Researchers including from the University of Western Australia have been studying the dolphins of Shark Bay, Western Australia, for more than 35 years and in the mid-1990s recorded the first instances of a new foraging technique called "shelling".
Research fellow in UWA's School of Biological Sciences and Oceans Institute Dr Simon Allen said shelling was a tactic used by dolphins to target prey that hid inside large empty shells of giant sea snails found in Shark Bay.
"The dolphins chase the fish into these shells, then insert their beaks into the opening and lift the shells to the surface, shaking it all about until the trapped prey falls into their mouths," he said.
In a collaborative project led by the University of Zurich, the team conducted boat-based surveys in the western gulf of Shark Bay between 2007 and 2018 to quantify how shelling behaviour spread across the population.
A total of 42 shelling events were documented, performed by 19 individual dolphins.
Dr Allen said foraging techniques in Shark Bay were typically passed on from dolphin mothers to their offspring in what researchers refer to as vertical social transmission.
"This transmission between generations was considered the primary way in which young dolphins learned foraging methods," he said.
But the new study, published in the journal Current Biology, demonstrates that some of Shark Bay's dolphins have actually learned this foraging method outside the mother-calf bond.

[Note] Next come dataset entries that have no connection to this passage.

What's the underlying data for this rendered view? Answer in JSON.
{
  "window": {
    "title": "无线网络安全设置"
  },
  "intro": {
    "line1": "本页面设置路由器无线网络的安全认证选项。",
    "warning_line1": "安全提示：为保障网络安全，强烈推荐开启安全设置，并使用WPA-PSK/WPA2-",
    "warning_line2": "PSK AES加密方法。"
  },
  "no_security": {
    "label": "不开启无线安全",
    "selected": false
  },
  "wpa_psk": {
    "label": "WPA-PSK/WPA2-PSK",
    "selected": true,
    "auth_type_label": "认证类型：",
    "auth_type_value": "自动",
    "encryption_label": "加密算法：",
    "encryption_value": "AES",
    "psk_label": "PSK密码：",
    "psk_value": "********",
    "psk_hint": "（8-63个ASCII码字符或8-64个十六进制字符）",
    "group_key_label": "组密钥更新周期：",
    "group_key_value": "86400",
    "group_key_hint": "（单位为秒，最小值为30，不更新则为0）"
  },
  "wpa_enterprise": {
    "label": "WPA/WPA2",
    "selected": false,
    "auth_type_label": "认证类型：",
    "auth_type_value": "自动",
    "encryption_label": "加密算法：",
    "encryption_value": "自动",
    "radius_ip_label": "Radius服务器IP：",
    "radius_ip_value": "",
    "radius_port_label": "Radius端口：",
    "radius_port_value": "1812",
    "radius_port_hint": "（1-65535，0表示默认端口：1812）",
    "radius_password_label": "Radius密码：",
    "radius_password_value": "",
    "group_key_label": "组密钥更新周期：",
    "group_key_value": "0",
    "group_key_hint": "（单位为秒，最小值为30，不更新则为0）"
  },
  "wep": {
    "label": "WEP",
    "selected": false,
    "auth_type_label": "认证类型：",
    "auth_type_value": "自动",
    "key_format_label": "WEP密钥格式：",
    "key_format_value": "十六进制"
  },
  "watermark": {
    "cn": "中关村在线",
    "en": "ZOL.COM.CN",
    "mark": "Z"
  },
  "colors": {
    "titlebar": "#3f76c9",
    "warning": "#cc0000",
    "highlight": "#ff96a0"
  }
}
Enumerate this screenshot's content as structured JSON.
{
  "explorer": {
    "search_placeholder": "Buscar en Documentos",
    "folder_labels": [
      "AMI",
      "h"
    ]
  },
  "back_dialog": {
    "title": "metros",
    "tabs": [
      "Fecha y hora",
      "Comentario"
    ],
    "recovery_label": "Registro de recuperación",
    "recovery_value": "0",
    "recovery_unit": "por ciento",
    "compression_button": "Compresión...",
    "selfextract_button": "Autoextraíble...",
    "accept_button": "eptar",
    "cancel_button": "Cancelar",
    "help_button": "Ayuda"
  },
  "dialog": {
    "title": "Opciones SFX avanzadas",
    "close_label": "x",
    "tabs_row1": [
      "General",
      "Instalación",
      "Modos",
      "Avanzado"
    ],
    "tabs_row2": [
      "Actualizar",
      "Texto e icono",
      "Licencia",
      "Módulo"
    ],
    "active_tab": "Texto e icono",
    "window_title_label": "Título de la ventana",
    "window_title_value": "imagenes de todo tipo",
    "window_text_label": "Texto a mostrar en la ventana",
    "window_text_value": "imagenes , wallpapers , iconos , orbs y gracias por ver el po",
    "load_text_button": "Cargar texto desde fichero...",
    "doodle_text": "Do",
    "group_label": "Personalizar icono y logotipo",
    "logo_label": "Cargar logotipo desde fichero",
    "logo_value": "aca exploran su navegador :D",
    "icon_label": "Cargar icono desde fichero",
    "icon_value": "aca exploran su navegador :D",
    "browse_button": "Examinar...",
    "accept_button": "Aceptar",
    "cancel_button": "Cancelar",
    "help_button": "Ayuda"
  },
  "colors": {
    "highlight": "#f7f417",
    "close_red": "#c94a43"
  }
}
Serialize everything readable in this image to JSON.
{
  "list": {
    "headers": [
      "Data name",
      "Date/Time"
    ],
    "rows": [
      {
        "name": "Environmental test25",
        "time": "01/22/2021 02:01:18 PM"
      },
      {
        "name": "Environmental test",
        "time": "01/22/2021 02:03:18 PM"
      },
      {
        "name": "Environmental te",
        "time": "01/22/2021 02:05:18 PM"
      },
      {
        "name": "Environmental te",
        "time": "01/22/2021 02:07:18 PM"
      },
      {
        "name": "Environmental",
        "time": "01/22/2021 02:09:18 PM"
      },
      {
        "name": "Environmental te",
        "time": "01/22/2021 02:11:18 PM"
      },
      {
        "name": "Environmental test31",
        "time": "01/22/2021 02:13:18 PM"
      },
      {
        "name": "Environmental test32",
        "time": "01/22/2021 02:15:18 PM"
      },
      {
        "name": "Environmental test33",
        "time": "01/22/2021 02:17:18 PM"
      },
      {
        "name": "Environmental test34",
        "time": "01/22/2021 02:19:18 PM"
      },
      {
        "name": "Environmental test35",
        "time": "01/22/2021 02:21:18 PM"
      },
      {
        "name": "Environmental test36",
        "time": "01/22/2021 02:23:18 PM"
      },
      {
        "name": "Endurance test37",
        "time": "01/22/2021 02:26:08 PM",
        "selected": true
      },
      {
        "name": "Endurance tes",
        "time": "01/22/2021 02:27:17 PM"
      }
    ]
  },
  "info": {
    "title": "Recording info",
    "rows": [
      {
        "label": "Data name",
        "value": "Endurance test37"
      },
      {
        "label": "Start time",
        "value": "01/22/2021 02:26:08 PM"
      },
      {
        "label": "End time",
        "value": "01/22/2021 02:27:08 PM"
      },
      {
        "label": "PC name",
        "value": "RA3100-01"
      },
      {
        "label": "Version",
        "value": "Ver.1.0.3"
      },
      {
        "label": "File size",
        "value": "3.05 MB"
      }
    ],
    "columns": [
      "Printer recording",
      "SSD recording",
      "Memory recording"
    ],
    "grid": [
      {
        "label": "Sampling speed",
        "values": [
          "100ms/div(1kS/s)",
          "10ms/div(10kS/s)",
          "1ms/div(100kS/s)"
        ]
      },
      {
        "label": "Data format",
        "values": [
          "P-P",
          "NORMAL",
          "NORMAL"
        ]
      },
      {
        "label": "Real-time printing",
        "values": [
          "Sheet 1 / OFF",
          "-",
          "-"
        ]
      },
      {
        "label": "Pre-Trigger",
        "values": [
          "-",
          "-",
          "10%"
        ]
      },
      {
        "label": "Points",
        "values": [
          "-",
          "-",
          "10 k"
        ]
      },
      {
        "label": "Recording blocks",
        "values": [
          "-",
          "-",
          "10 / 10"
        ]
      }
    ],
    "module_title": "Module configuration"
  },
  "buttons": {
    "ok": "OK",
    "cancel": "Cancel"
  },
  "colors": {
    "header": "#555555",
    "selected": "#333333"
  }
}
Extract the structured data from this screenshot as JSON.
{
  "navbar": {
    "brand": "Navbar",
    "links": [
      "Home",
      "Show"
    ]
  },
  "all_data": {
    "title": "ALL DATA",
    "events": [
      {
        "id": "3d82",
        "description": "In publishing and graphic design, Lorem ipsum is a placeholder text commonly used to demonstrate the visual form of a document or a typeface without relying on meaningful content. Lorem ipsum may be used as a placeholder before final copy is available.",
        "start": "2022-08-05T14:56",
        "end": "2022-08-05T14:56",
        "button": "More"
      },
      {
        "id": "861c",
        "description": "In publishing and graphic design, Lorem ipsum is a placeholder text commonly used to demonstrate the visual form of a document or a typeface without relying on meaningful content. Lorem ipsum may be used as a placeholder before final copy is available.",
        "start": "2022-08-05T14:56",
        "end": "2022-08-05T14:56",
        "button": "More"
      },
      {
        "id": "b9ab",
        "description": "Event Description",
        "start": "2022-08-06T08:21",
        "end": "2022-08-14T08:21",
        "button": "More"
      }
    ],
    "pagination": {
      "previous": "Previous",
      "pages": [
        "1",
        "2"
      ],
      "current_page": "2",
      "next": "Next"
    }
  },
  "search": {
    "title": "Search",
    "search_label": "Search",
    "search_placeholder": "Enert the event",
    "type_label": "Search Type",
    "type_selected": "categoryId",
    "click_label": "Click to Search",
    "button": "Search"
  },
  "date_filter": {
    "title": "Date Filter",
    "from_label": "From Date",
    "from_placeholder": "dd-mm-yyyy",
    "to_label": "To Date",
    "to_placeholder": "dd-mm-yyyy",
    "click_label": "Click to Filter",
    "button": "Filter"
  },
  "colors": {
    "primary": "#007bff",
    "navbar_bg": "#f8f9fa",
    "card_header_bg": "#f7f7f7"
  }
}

It suggests that these dolphins observed their close associates shelling and then adopted the technique themselves, which researchers refer to as horizontal social transmission.
These findings represent the first evidence of horizontal transmission of a foraging tactic in toothed whales, providing further evidence of cultural similarities between dolphins and great apes.
Chimpanzees, gorillas and humans, have also demonstrated a broad range of socially learned foraging behaviour outside the mother-calf bond.
University of Konstanz postdoctoral researcher Dr Sonja Wild said the results were quite surprising as dolphins tended to be conservative, with calves normally following a 'do-as-mother-does' strategy for learning foraging behaviour.
"Our results show that dolphins are definitely capable, and in the case of shelling, also motivated to learn new foraging tactics outside the mother-calf bond," she said.
"This opens the door to a new understanding of how dolphins may be able to behaviourally adapt to changing environments, as learning from one's peers allows for a rapid spread of novel behaviour across populations."